▶ [Your goal]: Work through the listing below and state how many of its lines hold the word "after". Give no other output.

▶ [Data provided]:
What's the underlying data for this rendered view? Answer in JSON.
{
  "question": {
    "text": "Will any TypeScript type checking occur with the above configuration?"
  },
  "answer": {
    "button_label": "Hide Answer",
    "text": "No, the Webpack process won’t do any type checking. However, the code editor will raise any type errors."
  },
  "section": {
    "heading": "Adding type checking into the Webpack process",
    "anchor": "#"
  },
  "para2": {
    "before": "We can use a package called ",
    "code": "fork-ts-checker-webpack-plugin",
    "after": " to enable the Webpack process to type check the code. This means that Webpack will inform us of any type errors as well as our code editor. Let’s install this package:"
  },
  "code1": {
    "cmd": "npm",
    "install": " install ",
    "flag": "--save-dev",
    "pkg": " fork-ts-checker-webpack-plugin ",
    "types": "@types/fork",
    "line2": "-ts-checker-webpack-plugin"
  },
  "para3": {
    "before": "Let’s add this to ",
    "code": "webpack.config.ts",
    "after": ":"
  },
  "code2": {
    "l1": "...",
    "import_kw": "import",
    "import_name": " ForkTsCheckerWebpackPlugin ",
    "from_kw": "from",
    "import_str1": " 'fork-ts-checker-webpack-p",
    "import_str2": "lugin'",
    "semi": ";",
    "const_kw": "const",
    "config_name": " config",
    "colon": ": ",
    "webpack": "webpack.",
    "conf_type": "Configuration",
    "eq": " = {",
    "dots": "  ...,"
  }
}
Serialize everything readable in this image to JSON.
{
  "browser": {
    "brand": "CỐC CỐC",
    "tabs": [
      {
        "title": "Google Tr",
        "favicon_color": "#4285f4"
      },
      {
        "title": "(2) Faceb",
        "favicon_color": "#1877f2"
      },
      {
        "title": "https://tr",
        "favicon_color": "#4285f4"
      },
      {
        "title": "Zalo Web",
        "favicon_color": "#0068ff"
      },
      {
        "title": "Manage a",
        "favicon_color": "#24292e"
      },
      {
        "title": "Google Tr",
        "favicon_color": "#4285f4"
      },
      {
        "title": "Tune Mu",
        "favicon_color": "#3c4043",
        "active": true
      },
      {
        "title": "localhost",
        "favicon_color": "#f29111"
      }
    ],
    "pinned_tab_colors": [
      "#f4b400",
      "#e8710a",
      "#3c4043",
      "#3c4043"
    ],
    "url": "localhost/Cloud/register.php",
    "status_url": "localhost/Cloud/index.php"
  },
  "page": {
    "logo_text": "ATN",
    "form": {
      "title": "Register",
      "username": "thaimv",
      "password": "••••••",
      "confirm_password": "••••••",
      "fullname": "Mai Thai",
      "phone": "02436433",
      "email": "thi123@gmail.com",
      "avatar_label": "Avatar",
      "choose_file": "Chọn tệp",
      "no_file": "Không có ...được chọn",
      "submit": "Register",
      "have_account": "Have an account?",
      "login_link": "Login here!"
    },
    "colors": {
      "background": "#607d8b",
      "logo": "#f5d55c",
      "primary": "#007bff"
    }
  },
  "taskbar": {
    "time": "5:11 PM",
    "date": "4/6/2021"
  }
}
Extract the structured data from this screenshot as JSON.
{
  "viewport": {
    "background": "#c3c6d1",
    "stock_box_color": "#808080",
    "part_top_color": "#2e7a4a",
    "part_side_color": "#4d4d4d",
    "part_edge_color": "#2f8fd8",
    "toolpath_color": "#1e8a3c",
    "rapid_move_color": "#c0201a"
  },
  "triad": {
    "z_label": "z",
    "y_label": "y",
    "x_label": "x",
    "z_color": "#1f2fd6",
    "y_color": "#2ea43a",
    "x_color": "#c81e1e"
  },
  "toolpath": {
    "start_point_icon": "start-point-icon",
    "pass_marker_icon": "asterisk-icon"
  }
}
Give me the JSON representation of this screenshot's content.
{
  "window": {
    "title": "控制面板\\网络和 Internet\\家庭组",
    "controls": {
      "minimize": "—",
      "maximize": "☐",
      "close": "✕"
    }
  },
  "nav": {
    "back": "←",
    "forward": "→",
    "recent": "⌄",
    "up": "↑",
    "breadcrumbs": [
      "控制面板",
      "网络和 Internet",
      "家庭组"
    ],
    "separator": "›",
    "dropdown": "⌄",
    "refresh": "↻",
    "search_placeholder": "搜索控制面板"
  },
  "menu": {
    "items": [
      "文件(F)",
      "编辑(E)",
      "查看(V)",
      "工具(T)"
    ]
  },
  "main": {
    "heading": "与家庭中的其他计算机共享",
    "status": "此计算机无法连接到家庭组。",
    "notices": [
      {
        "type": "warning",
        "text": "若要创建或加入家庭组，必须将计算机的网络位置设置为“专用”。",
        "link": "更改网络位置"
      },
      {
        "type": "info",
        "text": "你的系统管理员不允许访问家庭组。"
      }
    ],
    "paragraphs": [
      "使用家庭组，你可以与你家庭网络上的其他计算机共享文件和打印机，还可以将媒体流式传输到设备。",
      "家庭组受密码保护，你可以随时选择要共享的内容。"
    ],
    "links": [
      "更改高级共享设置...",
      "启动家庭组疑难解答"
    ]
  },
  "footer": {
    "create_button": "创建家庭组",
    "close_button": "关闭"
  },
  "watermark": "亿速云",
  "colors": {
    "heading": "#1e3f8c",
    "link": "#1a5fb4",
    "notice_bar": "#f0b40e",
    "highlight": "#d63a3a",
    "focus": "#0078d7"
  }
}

▶ [Output of the task]: 2